+++ Provided data +++

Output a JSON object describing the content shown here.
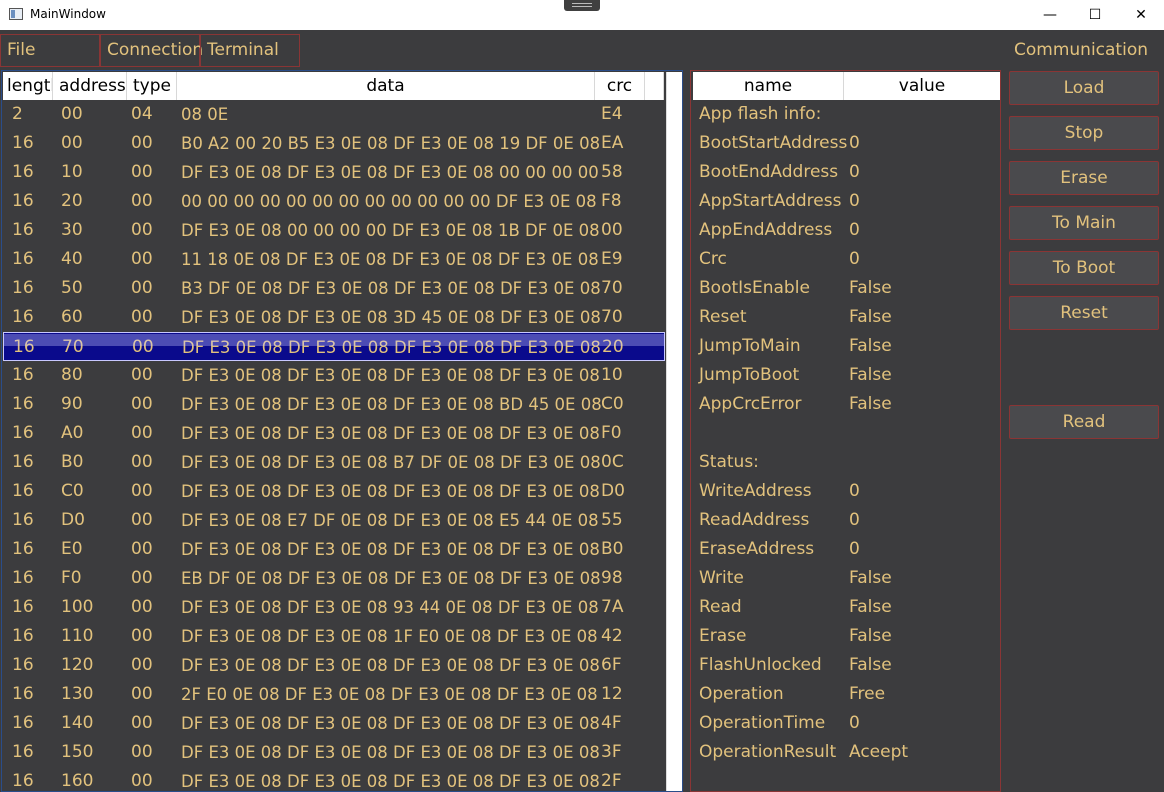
{
  "window": {
    "title": "MainWindow",
    "minimize": "—",
    "maximize": "☐",
    "close": "✕"
  },
  "menu": {
    "file": "File",
    "connection": "Connection",
    "terminal": "Terminal"
  },
  "communication_label": "Communication",
  "hex_table": {
    "headers": {
      "length": "length",
      "address": "address",
      "type": "type",
      "data": "data",
      "crc": "crc"
    },
    "selected_row": 8,
    "rows": [
      {
        "length": "2",
        "address": "00",
        "type": "04",
        "data": "08 0E",
        "crc": "E4"
      },
      {
        "length": "16",
        "address": "00",
        "type": "00",
        "data": "B0 A2 00 20 B5 E3 0E 08 DF E3 0E 08 19 DF 0E 08",
        "crc": "EA"
      },
      {
        "length": "16",
        "address": "10",
        "type": "00",
        "data": "DF E3 0E 08 DF E3 0E 08 DF E3 0E 08 00 00 00 00",
        "crc": "58"
      },
      {
        "length": "16",
        "address": "20",
        "type": "00",
        "data": "00 00 00 00 00 00 00 00 00 00 00 00 DF E3 0E 08",
        "crc": "F8"
      },
      {
        "length": "16",
        "address": "30",
        "type": "00",
        "data": "DF E3 0E 08 00 00 00 00 DF E3 0E 08 1B DF 0E 08",
        "crc": "00"
      },
      {
        "length": "16",
        "address": "40",
        "type": "00",
        "data": "11 18 0E 08 DF E3 0E 08 DF E3 0E 08 DF E3 0E 08",
        "crc": "E9"
      },
      {
        "length": "16",
        "address": "50",
        "type": "00",
        "data": "B3 DF 0E 08 DF E3 0E 08 DF E3 0E 08 DF E3 0E 08",
        "crc": "70"
      },
      {
        "length": "16",
        "address": "60",
        "type": "00",
        "data": "DF E3 0E 08 DF E3 0E 08 3D 45 0E 08 DF E3 0E 08",
        "crc": "70"
      },
      {
        "length": "16",
        "address": "70",
        "type": "00",
        "data": "DF E3 0E 08 DF E3 0E 08 DF E3 0E 08 DF E3 0E 08",
        "crc": "20"
      },
      {
        "length": "16",
        "address": "80",
        "type": "00",
        "data": "DF E3 0E 08 DF E3 0E 08 DF E3 0E 08 DF E3 0E 08",
        "crc": "10"
      },
      {
        "length": "16",
        "address": "90",
        "type": "00",
        "data": "DF E3 0E 08 DF E3 0E 08 DF E3 0E 08 BD 45 0E 08",
        "crc": "C0"
      },
      {
        "length": "16",
        "address": "A0",
        "type": "00",
        "data": "DF E3 0E 08 DF E3 0E 08 DF E3 0E 08 DF E3 0E 08",
        "crc": "F0"
      },
      {
        "length": "16",
        "address": "B0",
        "type": "00",
        "data": "DF E3 0E 08 DF E3 0E 08 B7 DF 0E 08 DF E3 0E 08",
        "crc": "0C"
      },
      {
        "length": "16",
        "address": "C0",
        "type": "00",
        "data": "DF E3 0E 08 DF E3 0E 08 DF E3 0E 08 DF E3 0E 08",
        "crc": "D0"
      },
      {
        "length": "16",
        "address": "D0",
        "type": "00",
        "data": "DF E3 0E 08 E7 DF 0E 08 DF E3 0E 08 E5 44 0E 08",
        "crc": "55"
      },
      {
        "length": "16",
        "address": "E0",
        "type": "00",
        "data": "DF E3 0E 08 DF E3 0E 08 DF E3 0E 08 DF E3 0E 08",
        "crc": "B0"
      },
      {
        "length": "16",
        "address": "F0",
        "type": "00",
        "data": "EB DF 0E 08 DF E3 0E 08 DF E3 0E 08 DF E3 0E 08",
        "crc": "98"
      },
      {
        "length": "16",
        "address": "100",
        "type": "00",
        "data": "DF E3 0E 08 DF E3 0E 08 93 44 0E 08 DF E3 0E 08",
        "crc": "7A"
      },
      {
        "length": "16",
        "address": "110",
        "type": "00",
        "data": "DF E3 0E 08 DF E3 0E 08 1F E0 0E 08 DF E3 0E 08",
        "crc": "42"
      },
      {
        "length": "16",
        "address": "120",
        "type": "00",
        "data": "DF E3 0E 08 DF E3 0E 08 DF E3 0E 08 DF E3 0E 08",
        "crc": "6F"
      },
      {
        "length": "16",
        "address": "130",
        "type": "00",
        "data": "2F E0 0E 08 DF E3 0E 08 DF E3 0E 08 DF E3 0E 08",
        "crc": "12"
      },
      {
        "length": "16",
        "address": "140",
        "type": "00",
        "data": "DF E3 0E 08 DF E3 0E 08 DF E3 0E 08 DF E3 0E 08",
        "crc": "4F"
      },
      {
        "length": "16",
        "address": "150",
        "type": "00",
        "data": "DF E3 0E 08 DF E3 0E 08 DF E3 0E 08 DF E3 0E 08",
        "crc": "3F"
      },
      {
        "length": "16",
        "address": "160",
        "type": "00",
        "data": "DF E3 0E 08 DF E3 0E 08 DF E3 0E 08 DF E3 0E 08",
        "crc": "2F"
      }
    ]
  },
  "info_table": {
    "headers": {
      "name": "name",
      "value": "value"
    },
    "rows": [
      {
        "name": "App flash info:",
        "value": ""
      },
      {
        "name": "BootStartAddress",
        "value": "0"
      },
      {
        "name": "BootEndAddress",
        "value": "0"
      },
      {
        "name": "AppStartAddress",
        "value": "0"
      },
      {
        "name": "AppEndAddress",
        "value": "0"
      },
      {
        "name": "Crc",
        "value": "0"
      },
      {
        "name": "BootIsEnable",
        "value": "False"
      },
      {
        "name": "Reset",
        "value": "False"
      },
      {
        "name": "JumpToMain",
        "value": "False"
      },
      {
        "name": "JumpToBoot",
        "value": "False"
      },
      {
        "name": "AppCrcError",
        "value": "False"
      },
      {
        "name": "",
        "value": ""
      },
      {
        "name": "Status:",
        "value": ""
      },
      {
        "name": "WriteAddress",
        "value": "0"
      },
      {
        "name": "ReadAddress",
        "value": "0"
      },
      {
        "name": "EraseAddress",
        "value": "0"
      },
      {
        "name": "Write",
        "value": "False"
      },
      {
        "name": "Read",
        "value": "False"
      },
      {
        "name": "Erase",
        "value": "False"
      },
      {
        "name": "FlashUnlocked",
        "value": "False"
      },
      {
        "name": "Operation",
        "value": "Free"
      },
      {
        "name": "OperationTime",
        "value": "0"
      },
      {
        "name": "OperationResult",
        "value": "Aceept"
      }
    ]
  },
  "buttons": {
    "load": "Load",
    "stop": "Stop",
    "erase": "Erase",
    "to_main": "To Main",
    "to_boot": "To Boot",
    "reset": "Reset",
    "read": "Read"
  },
  "colors": {
    "text": "#e2c27d",
    "background": "#3c3c3e",
    "border": "#8a3535",
    "selection": "#0a0a8c"
  }
}
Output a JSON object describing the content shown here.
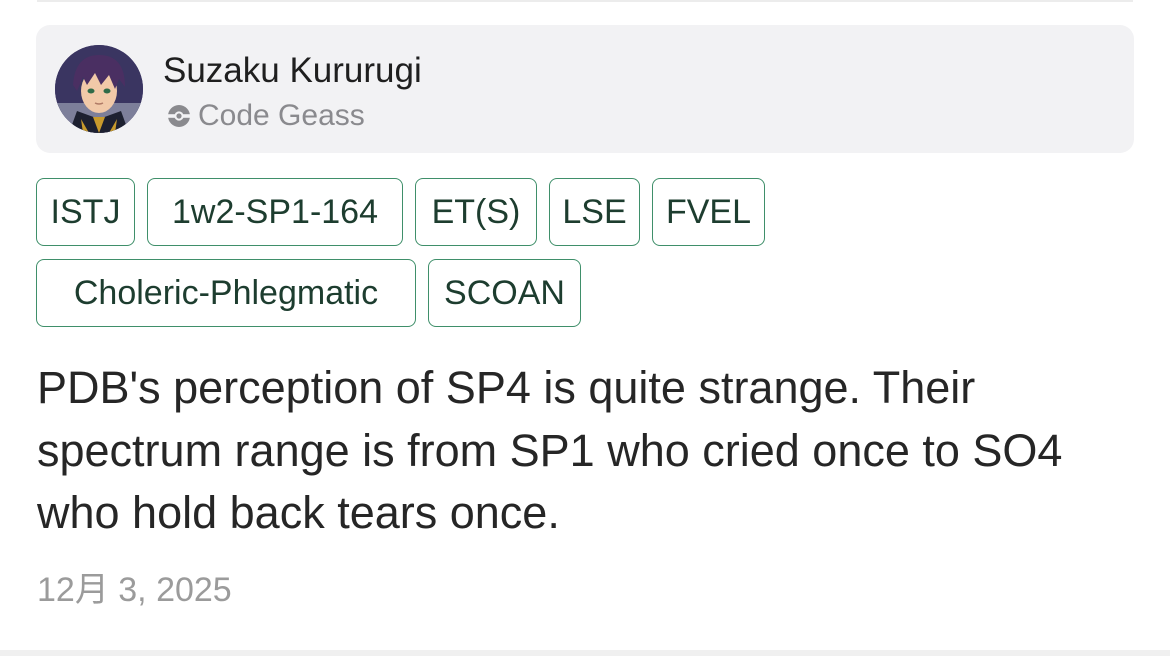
{
  "profile": {
    "name": "Suzaku Kururugi",
    "source": "Code Geass",
    "source_icon": "pokeball-icon",
    "avatar": "character-avatar"
  },
  "tags": [
    "ISTJ",
    "1w2-SP1-164",
    "ET(S)",
    "LSE",
    "FVEL",
    "Choleric-Phlegmatic",
    "SCOAN"
  ],
  "comment": {
    "text": "PDB's perception of SP4 is quite strange. Their spectrum range is from SP1 who cried once to SO4 who hold back tears once."
  },
  "date": "12月 3, 2025",
  "colors": {
    "card_background": "#f2f2f4",
    "tag_border": "#3f8f6a",
    "tag_text": "#1d3d2f",
    "comment_text": "#262626",
    "muted_text": "#8a8a8e"
  }
}
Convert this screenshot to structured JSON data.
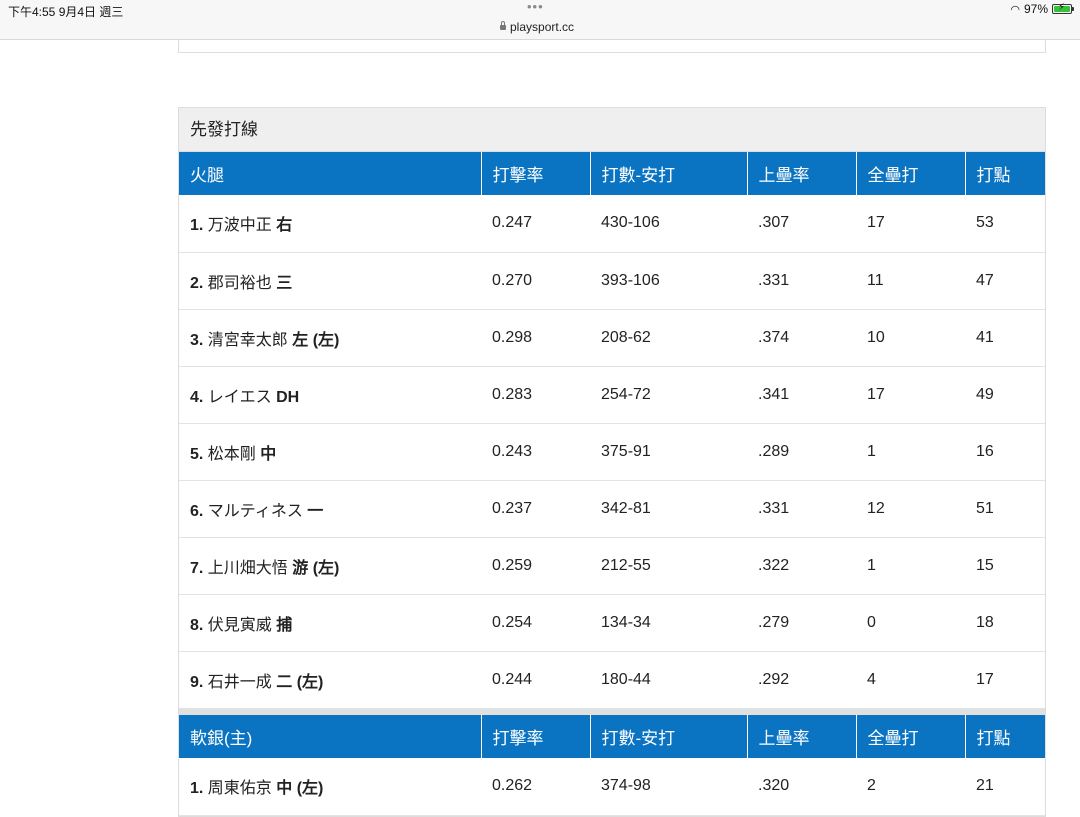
{
  "status_bar": {
    "time_date": "下午4:55  9月4日 週三",
    "dots": "•••",
    "url": "playsport.cc",
    "battery": "97%"
  },
  "lineup": {
    "title": "先發打線",
    "teams": [
      {
        "name": "火腿",
        "headers": [
          "打擊率",
          "打數-安打",
          "上壘率",
          "全壘打",
          "打點"
        ],
        "players": [
          {
            "order": "1.",
            "name": "万波中正",
            "pos": "右",
            "avg": "0.247",
            "ab_h": "430-106",
            "obp": ".307",
            "hr": "17",
            "rbi": "53"
          },
          {
            "order": "2.",
            "name": "郡司裕也",
            "pos": "三",
            "avg": "0.270",
            "ab_h": "393-106",
            "obp": ".331",
            "hr": "11",
            "rbi": "47"
          },
          {
            "order": "3.",
            "name": "清宮幸太郎",
            "pos": "左 (左)",
            "avg": "0.298",
            "ab_h": "208-62",
            "obp": ".374",
            "hr": "10",
            "rbi": "41"
          },
          {
            "order": "4.",
            "name": "レイエス",
            "pos": "DH",
            "avg": "0.283",
            "ab_h": "254-72",
            "obp": ".341",
            "hr": "17",
            "rbi": "49"
          },
          {
            "order": "5.",
            "name": "松本剛",
            "pos": "中",
            "avg": "0.243",
            "ab_h": "375-91",
            "obp": ".289",
            "hr": "1",
            "rbi": "16"
          },
          {
            "order": "6.",
            "name": "マルティネス",
            "pos": "一",
            "avg": "0.237",
            "ab_h": "342-81",
            "obp": ".331",
            "hr": "12",
            "rbi": "51"
          },
          {
            "order": "7.",
            "name": "上川畑大悟",
            "pos": "游 (左)",
            "avg": "0.259",
            "ab_h": "212-55",
            "obp": ".322",
            "hr": "1",
            "rbi": "15"
          },
          {
            "order": "8.",
            "name": "伏見寅威",
            "pos": "捕",
            "avg": "0.254",
            "ab_h": "134-34",
            "obp": ".279",
            "hr": "0",
            "rbi": "18"
          },
          {
            "order": "9.",
            "name": "石井一成",
            "pos": "二 (左)",
            "avg": "0.244",
            "ab_h": "180-44",
            "obp": ".292",
            "hr": "4",
            "rbi": "17"
          }
        ]
      },
      {
        "name": "軟銀(主)",
        "headers": [
          "打擊率",
          "打數-安打",
          "上壘率",
          "全壘打",
          "打點"
        ],
        "players": [
          {
            "order": "1.",
            "name": "周東佑京",
            "pos": "中 (左)",
            "avg": "0.262",
            "ab_h": "374-98",
            "obp": ".320",
            "hr": "2",
            "rbi": "21"
          }
        ]
      }
    ]
  }
}
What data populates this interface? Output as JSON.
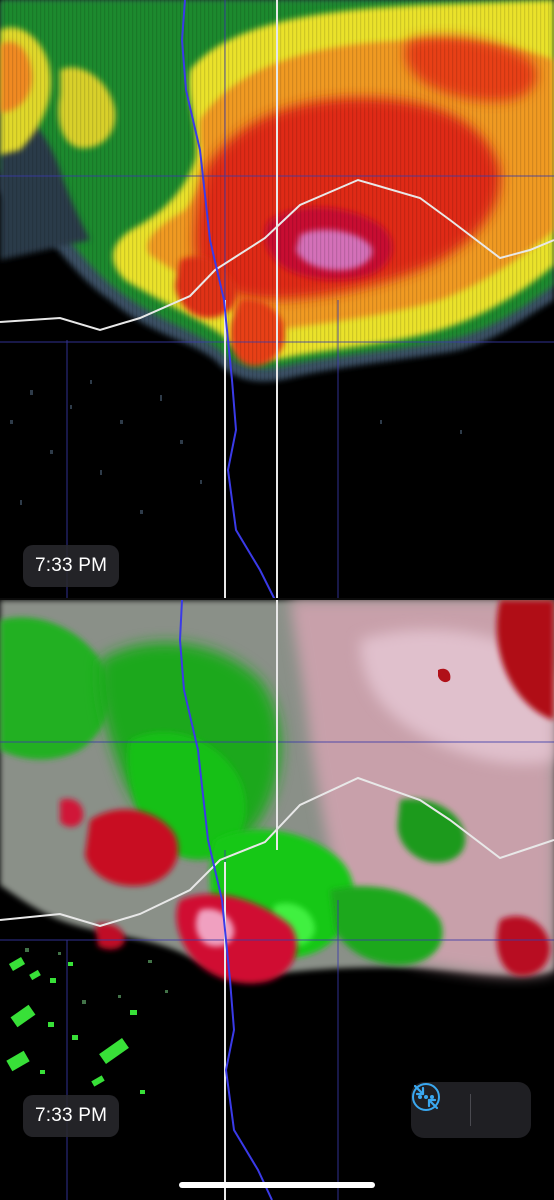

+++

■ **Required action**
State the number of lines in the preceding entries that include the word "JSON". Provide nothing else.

■ **Result**
4